EPIC recently filed a lawsuit against the FBI for not turning over documents related to the system -- which for counter-terrorism purposes sniffs through e-mail flowing through ISPs, and consequently has created a furore among privacy groups.
But the documents EPIC got hold of did paint a picture of Carnivore's history, noting that the system was originally dubbed Omnivore and got its start in early 1997 on a Solaris X86 computer. In June of last year, the system moved over to the Windows NT platform and became Carnivore.
EPIC also reported that the system has been used to intercept VoIP (voice over IP) data, according to the documents, which also detail performance and recovery incidents.
EPIC vowed to litigate further to get the FBI to turn over missing documents and Carnivore source code. The group claims that about 200 pages were kept entirely out of the material and twice that number of pages had been largely redacted.
EPIC got its hands on this first round of Carnivore material after the FBI was forced by a US judge to comply with the group's Freedom of Information Act (FOIA) request.
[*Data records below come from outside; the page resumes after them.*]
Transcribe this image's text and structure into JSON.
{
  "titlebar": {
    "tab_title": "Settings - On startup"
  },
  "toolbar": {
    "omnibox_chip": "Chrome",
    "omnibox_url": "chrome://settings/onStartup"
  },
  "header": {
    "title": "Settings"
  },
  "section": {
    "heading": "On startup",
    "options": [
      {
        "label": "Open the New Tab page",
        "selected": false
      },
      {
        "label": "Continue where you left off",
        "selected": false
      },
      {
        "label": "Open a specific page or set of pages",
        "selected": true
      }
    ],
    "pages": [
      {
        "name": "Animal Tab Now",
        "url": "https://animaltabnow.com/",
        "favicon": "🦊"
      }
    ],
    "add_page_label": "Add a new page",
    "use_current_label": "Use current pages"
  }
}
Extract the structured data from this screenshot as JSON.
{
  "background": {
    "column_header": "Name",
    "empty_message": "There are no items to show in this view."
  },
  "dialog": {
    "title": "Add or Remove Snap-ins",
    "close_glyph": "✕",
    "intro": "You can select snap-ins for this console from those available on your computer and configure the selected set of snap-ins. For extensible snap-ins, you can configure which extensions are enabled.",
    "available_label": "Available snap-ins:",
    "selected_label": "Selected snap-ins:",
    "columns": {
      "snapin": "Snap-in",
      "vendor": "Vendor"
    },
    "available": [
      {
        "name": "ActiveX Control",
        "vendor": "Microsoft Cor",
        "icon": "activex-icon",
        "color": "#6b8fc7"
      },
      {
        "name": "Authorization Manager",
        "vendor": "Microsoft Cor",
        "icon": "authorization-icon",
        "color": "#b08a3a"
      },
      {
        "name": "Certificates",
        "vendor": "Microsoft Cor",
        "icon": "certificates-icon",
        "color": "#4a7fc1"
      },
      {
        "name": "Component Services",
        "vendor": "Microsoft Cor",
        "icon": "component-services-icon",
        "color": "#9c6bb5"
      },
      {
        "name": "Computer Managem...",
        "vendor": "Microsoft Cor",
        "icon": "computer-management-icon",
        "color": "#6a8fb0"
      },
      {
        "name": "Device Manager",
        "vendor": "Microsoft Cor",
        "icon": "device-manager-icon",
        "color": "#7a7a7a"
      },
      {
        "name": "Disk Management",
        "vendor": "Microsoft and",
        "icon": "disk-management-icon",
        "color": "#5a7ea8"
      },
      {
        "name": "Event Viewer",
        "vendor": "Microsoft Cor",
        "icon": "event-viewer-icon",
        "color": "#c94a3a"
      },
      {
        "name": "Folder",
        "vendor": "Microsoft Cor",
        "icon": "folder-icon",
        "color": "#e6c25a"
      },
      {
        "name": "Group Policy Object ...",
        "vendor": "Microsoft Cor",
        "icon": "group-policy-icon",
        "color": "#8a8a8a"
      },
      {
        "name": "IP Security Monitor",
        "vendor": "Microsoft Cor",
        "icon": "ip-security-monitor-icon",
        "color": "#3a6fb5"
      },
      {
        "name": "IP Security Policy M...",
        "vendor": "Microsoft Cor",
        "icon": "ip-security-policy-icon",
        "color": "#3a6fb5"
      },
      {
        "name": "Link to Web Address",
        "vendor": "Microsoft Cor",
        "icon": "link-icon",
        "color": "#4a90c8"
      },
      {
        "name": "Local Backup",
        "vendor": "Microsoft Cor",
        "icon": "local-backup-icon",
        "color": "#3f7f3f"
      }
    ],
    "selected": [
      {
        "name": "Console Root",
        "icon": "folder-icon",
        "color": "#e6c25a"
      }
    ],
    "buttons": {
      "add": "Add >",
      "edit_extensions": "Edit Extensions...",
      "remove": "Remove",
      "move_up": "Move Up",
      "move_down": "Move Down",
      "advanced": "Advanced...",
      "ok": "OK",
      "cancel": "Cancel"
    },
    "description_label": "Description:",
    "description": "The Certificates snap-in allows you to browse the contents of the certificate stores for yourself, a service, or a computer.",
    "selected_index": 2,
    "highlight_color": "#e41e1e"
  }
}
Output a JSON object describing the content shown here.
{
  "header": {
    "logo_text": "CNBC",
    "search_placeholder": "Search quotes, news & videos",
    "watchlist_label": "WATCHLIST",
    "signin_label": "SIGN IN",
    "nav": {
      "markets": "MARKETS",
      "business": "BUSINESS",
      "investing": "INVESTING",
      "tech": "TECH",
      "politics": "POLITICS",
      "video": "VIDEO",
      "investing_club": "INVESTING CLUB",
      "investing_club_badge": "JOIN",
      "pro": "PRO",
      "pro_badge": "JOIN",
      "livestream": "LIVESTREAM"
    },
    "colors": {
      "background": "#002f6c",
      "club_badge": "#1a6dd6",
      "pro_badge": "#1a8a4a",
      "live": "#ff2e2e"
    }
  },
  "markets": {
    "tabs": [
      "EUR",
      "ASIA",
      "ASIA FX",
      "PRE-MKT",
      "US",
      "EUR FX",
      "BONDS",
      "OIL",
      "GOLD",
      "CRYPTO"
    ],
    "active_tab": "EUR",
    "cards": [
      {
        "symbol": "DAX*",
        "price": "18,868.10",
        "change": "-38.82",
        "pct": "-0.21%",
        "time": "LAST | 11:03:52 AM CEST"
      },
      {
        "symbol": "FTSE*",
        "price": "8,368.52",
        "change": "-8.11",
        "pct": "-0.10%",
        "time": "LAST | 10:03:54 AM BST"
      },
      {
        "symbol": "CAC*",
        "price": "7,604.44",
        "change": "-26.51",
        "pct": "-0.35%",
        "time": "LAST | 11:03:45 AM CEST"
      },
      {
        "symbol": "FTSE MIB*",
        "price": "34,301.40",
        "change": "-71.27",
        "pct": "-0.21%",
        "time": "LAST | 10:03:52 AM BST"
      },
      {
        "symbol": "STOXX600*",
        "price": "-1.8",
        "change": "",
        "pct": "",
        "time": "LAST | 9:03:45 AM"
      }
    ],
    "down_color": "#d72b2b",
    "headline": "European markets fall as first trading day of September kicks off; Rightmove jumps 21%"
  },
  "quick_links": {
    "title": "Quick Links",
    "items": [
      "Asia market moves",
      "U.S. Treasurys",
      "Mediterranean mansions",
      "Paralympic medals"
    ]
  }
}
FBI officials told US District Judge James Robertson that the agency had 3,000 pages of material which would fall under the EPIC request but FBI officials provided no timeline for handing over that material, said EPIC.